2. "I Want to Hold Your Hand" - Episode 3, "Grilled Cheesus"
This classic song, stripped down to little more than Kurt’s plaintive voice and a surprise drumbeat, earns all the tears and painfully moved expressions on the cast’s faces—total Stanislavskies, these guys—simply with the creativity of the montage, escaping the room where we’re forced to contend with Kurt’s potential tragedy only to confront exactly how much his father means to him in memories that are desaturated, impressionistic, and manipulated for maximum impact—Burt’s there when Kurt falls, he indulges his son’s tea party, and, oh yeah, he’s a widower. It goes literal in typical Glee fashion, but the plot's climax, a hand squeeze, the cinematic voice, a kid with his dad at his mother's cemetery, and the sincerity of the singing remind us that sometimes literal is exactly right.
1. "Dog Days are Over" - Episode 9, "Special Education"
A check-in with everyone before the winter break (technically the penultimate episode, but the Christmas special was pretty isolated) becomes a dreamy curtain call (disembodied hands clapping, an ethereal purple sky, horse imagery) as Mercedes and Tina sing us into an enchanting montage with a song as overplayed as it is applicable: “And I never wanted anything from you / except everything you had and what was left after that too” as Rachel reflects on the selfish impulses that lost her a boyfriend, the spotlight, and what she thought was happiness. Power builds as we drop in on Kurt blinded by infatuation to see he’s just as lonely as before, but it drops to silence as we see Emma second-guessing her happiness (sound familiar?) and then Will, distracted. It’s basically a duet with backing vocals, but everyone participates in their own ways—Santana playing horse, Sam spinning, Mike and Brittany swinging around—as we fade out for the semester with the quintessential Glee image, a celebration undercut by the nagging question, “Happy now?”

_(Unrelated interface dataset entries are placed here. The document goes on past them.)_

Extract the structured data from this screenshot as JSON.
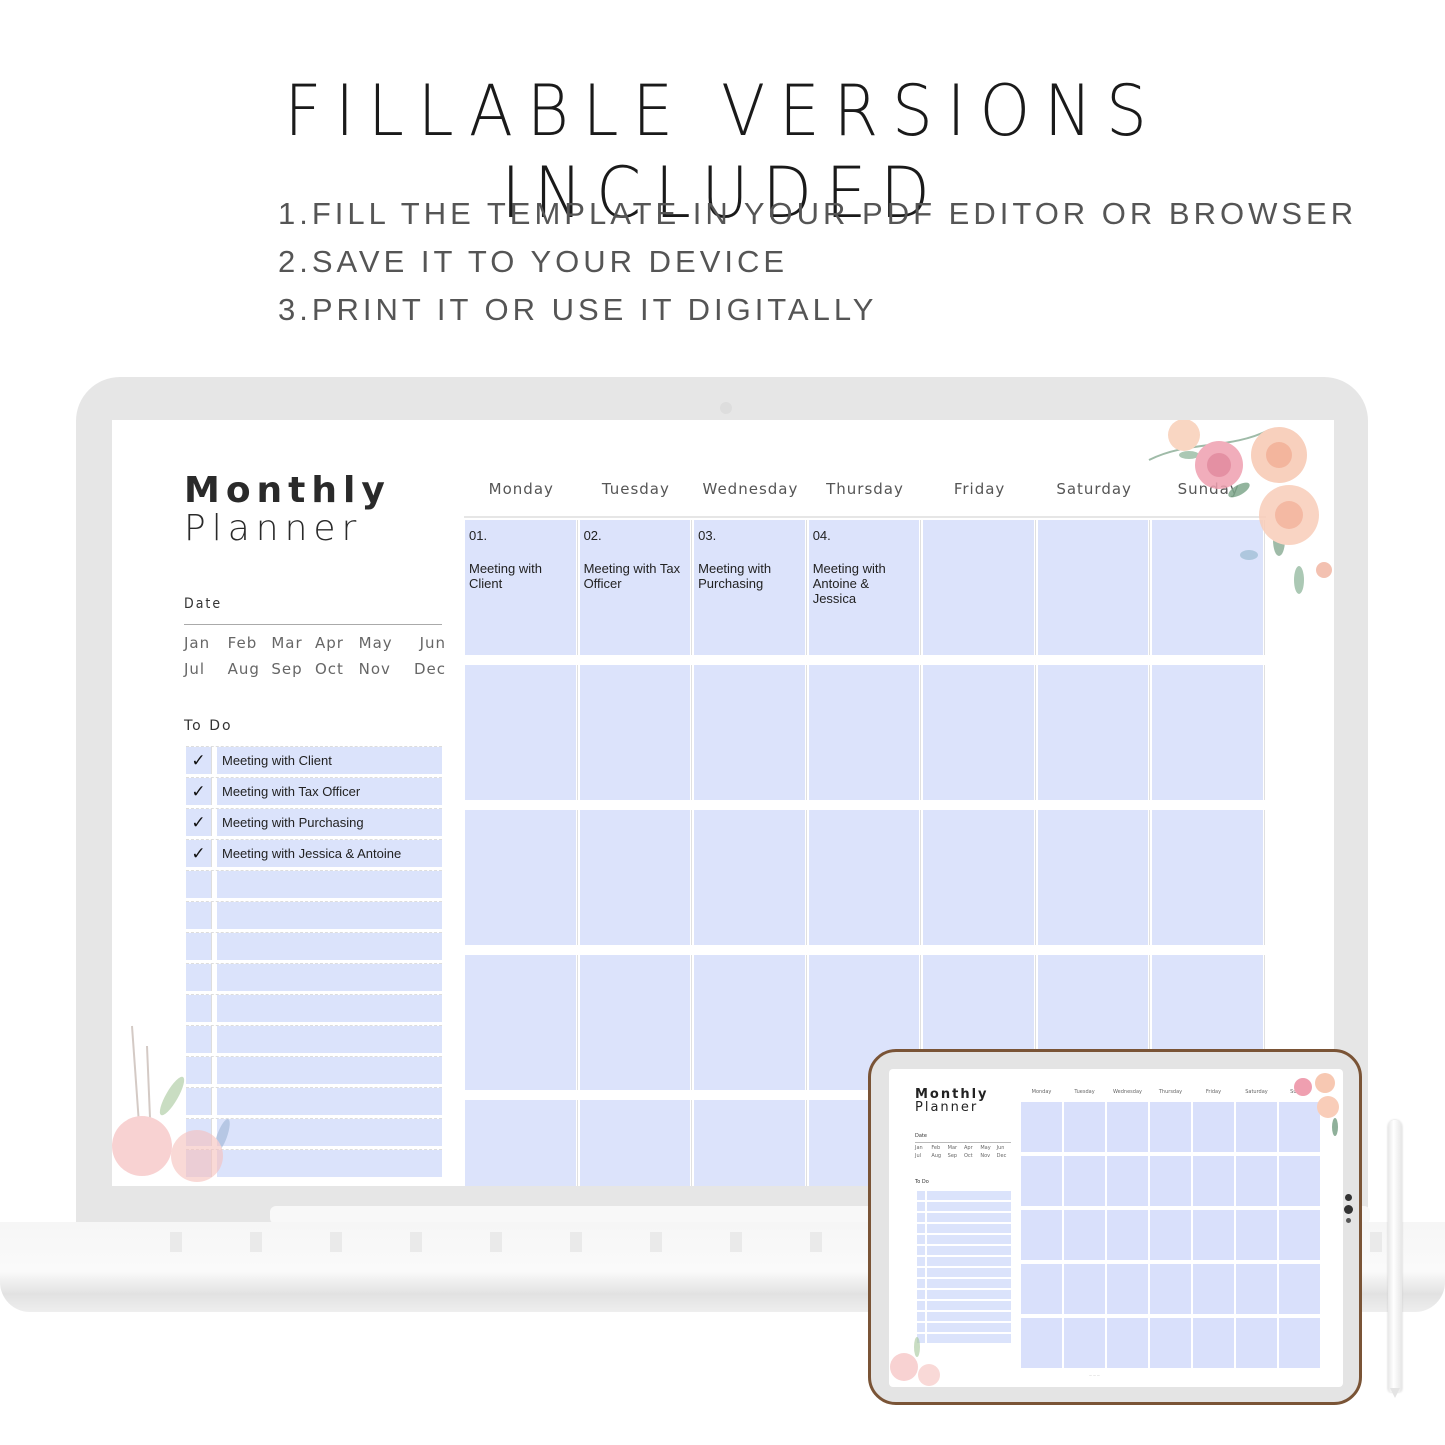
{
  "headline": "FILLABLE VERSIONS INCLUDED",
  "steps": [
    "1.FILL THE TEMPLATE IN YOUR PDF EDITOR OR BROWSER",
    "2.SAVE IT TO YOUR DEVICE",
    "3.PRINT IT OR USE IT DIGITALLY"
  ],
  "planner": {
    "title_line1": "Monthly",
    "title_line2": "Planner",
    "date_label": "Date",
    "months": [
      "Jan",
      "Feb",
      "Mar",
      "Apr",
      "May",
      "Jun",
      "Jul",
      "Aug",
      "Sep",
      "Oct",
      "Nov",
      "Dec"
    ],
    "todo_label": "To Do",
    "todo_items": [
      {
        "checked": "✓",
        "text": "Meeting with Client"
      },
      {
        "checked": "✓",
        "text": "Meeting with Tax Officer"
      },
      {
        "checked": "✓",
        "text": "Meeting with Purchasing"
      },
      {
        "checked": "✓",
        "text": "Meeting with Jessica & Antoine"
      },
      {
        "checked": "",
        "text": ""
      },
      {
        "checked": "",
        "text": ""
      },
      {
        "checked": "",
        "text": ""
      },
      {
        "checked": "",
        "text": ""
      },
      {
        "checked": "",
        "text": ""
      },
      {
        "checked": "",
        "text": ""
      },
      {
        "checked": "",
        "text": ""
      },
      {
        "checked": "",
        "text": ""
      },
      {
        "checked": "",
        "text": ""
      },
      {
        "checked": "",
        "text": ""
      }
    ],
    "days": [
      "Monday",
      "Tuesday",
      "Wednesday",
      "Thursday",
      "Friday",
      "Saturday",
      "Sunday"
    ],
    "first_week_entries": [
      {
        "num": "01.",
        "text": "Meeting with Client"
      },
      {
        "num": "02.",
        "text": "Meeting with Tax Officer"
      },
      {
        "num": "03.",
        "text": "Meeting with Purchasing"
      },
      {
        "num": "04.",
        "text": "Meeting with Antoine & Jessica"
      },
      {
        "num": "",
        "text": ""
      },
      {
        "num": "",
        "text": ""
      },
      {
        "num": "",
        "text": ""
      }
    ],
    "weeks_visible": 5
  },
  "tablet": {
    "title_line1": "Monthly",
    "title_line2": "Planner",
    "date_label": "Date",
    "todo_label": "To Do",
    "footer": "— — —"
  },
  "colors": {
    "cell_fill": "#dce3fb",
    "tablet_frame": "#7a5436",
    "laptop_body": "#e6e6e6"
  }
}
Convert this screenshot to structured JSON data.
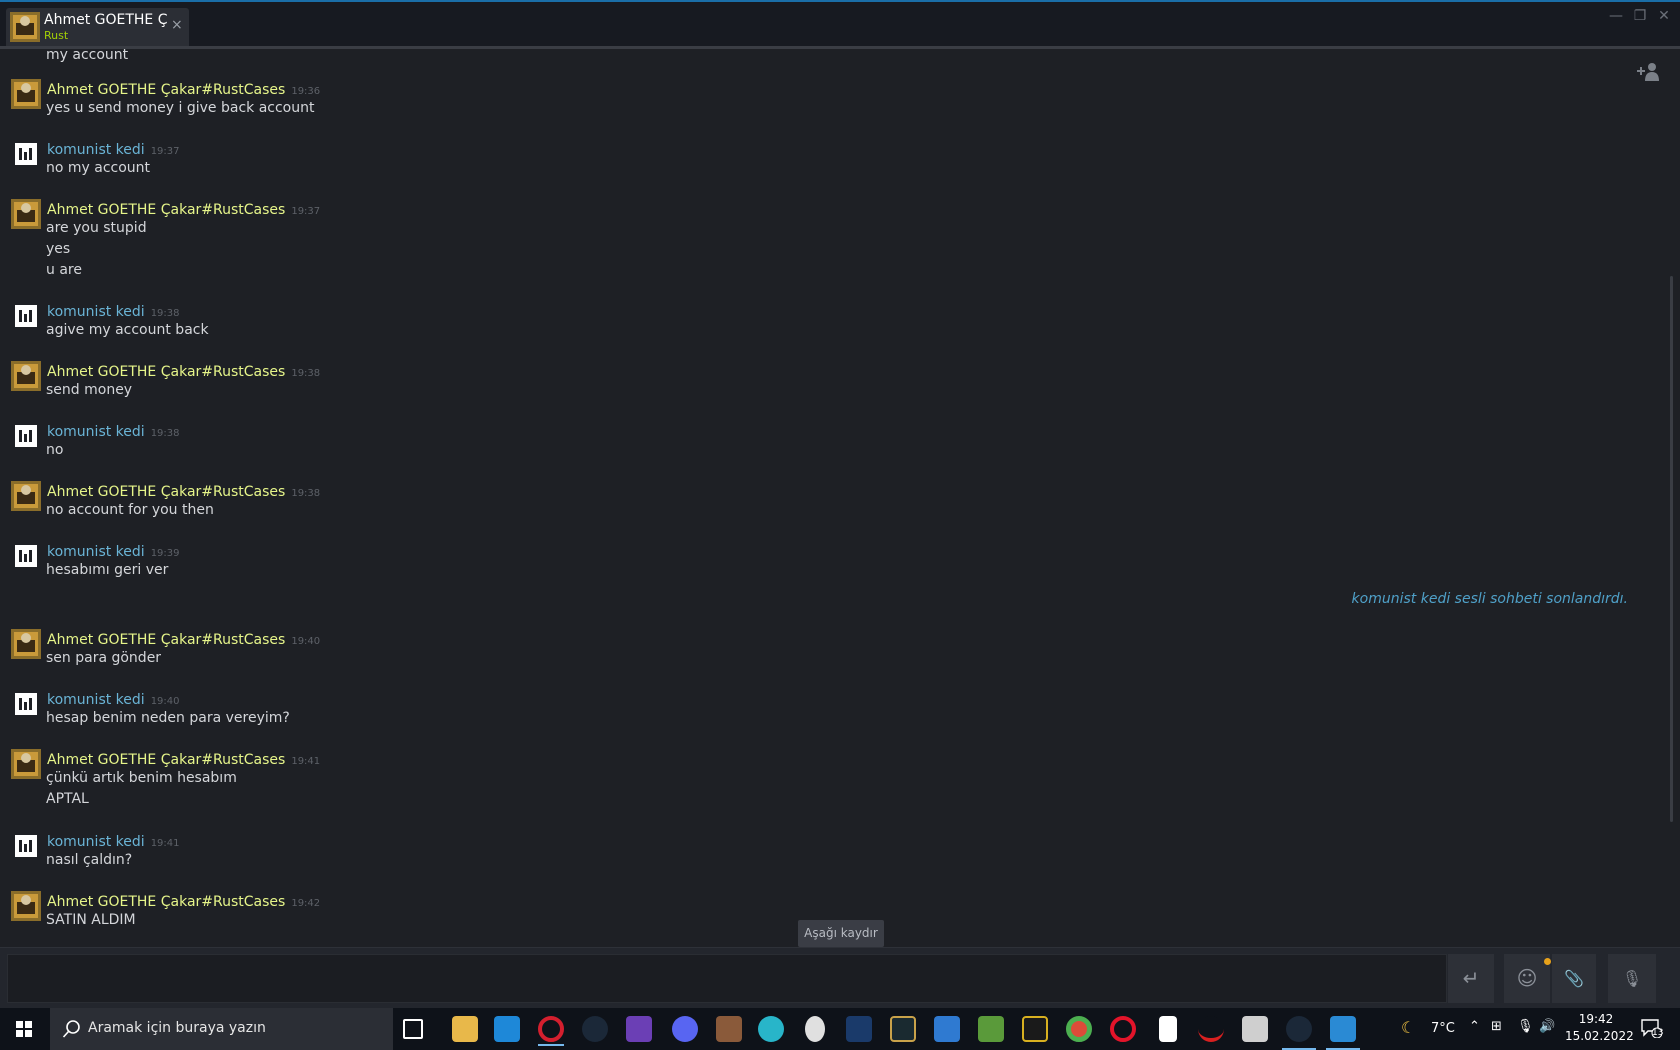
{
  "window": {
    "tab": {
      "name": "Ahmet GOETHE Ç",
      "game": "Rust",
      "close": "×"
    },
    "controls": {
      "minimize": "—",
      "maximize": "❐",
      "close": "✕"
    }
  },
  "chat": {
    "first_line": "my account",
    "messages": [
      {
        "sender": "Ahmet GOETHE Çakar#RustCases",
        "time": "19:36",
        "lines": [
          "yes u send money i give back account"
        ]
      },
      {
        "sender": "komunist kedi",
        "time": "19:37",
        "lines": [
          "no my account"
        ]
      },
      {
        "sender": "Ahmet GOETHE Çakar#RustCases",
        "time": "19:37",
        "lines": [
          "are you stupid",
          "yes",
          "u are"
        ]
      },
      {
        "sender": "komunist kedi",
        "time": "19:38",
        "lines": [
          "agive my account back"
        ]
      },
      {
        "sender": "Ahmet GOETHE Çakar#RustCases",
        "time": "19:38",
        "lines": [
          "send money"
        ]
      },
      {
        "sender": "komunist kedi",
        "time": "19:38",
        "lines": [
          "no"
        ]
      },
      {
        "sender": "Ahmet GOETHE Çakar#RustCases",
        "time": "19:38",
        "lines": [
          "no account for you then"
        ]
      },
      {
        "sender": "komunist kedi",
        "time": "19:39",
        "lines": [
          "hesabımı geri ver"
        ]
      },
      {
        "sender": "Ahmet GOETHE Çakar#RustCases",
        "time": "19:40",
        "lines": [
          "sen para gönder"
        ]
      },
      {
        "sender": "komunist kedi",
        "time": "19:40",
        "lines": [
          "hesap benim neden para vereyim?"
        ]
      },
      {
        "sender": "Ahmet GOETHE Çakar#RustCases",
        "time": "19:41",
        "lines": [
          "çünkü artık benim hesabım",
          "APTAL"
        ]
      },
      {
        "sender": "komunist kedi",
        "time": "19:41",
        "lines": [
          "nasıl çaldın?"
        ]
      },
      {
        "sender": "Ahmet GOETHE Çakar#RustCases",
        "time": "19:42",
        "lines": [
          "SATIN ALDIM"
        ]
      }
    ],
    "system_message": "komunist kedi sesli sohbeti sonlandırdı.",
    "scroll_down_label": "Aşağı kaydır"
  },
  "input": {
    "send_icon": "↵",
    "emoji_icon": "☺",
    "attach_icon": "📎",
    "voice_icon": "🎙"
  },
  "taskbar": {
    "search_placeholder": "Aramak için buraya yazın",
    "weather": "7°C",
    "time": "19:42",
    "date": "15.02.2022",
    "notification_count": "13",
    "accent_color": "#76b9ed"
  }
}
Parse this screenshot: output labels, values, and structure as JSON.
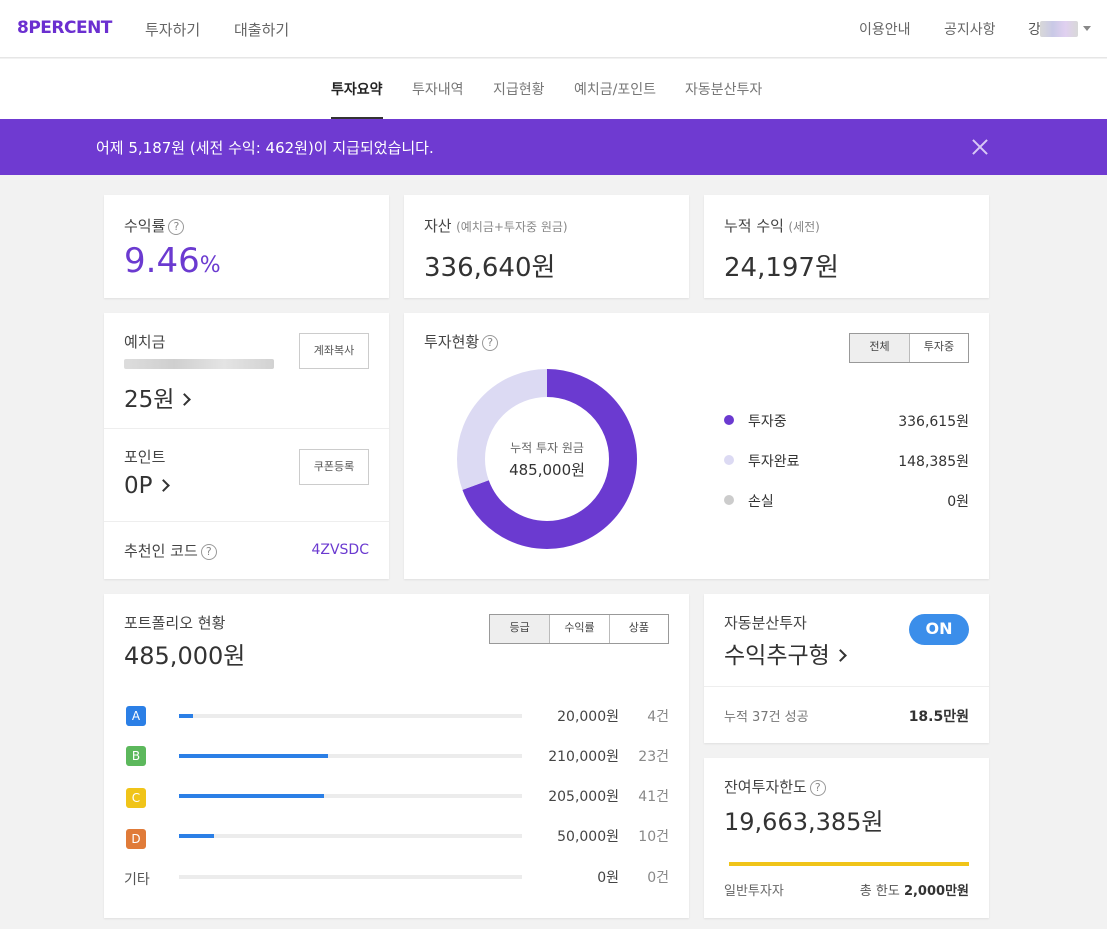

The "Heads Will Roll / Thriller" mashup is a pretty sure bet for next semester's top 10, which will hopefully be a bit more timely than this one, but, you know, life happens. So don't hesitate to let me know what your favorites were. Surely I've missed something important.
UPDATED GLEE TOP TENS:
Top 10 Glee Songs of Fall 2009
Top 10 Glee Songs of Spring 2010
Top 10 Glee Songs of Fall 2010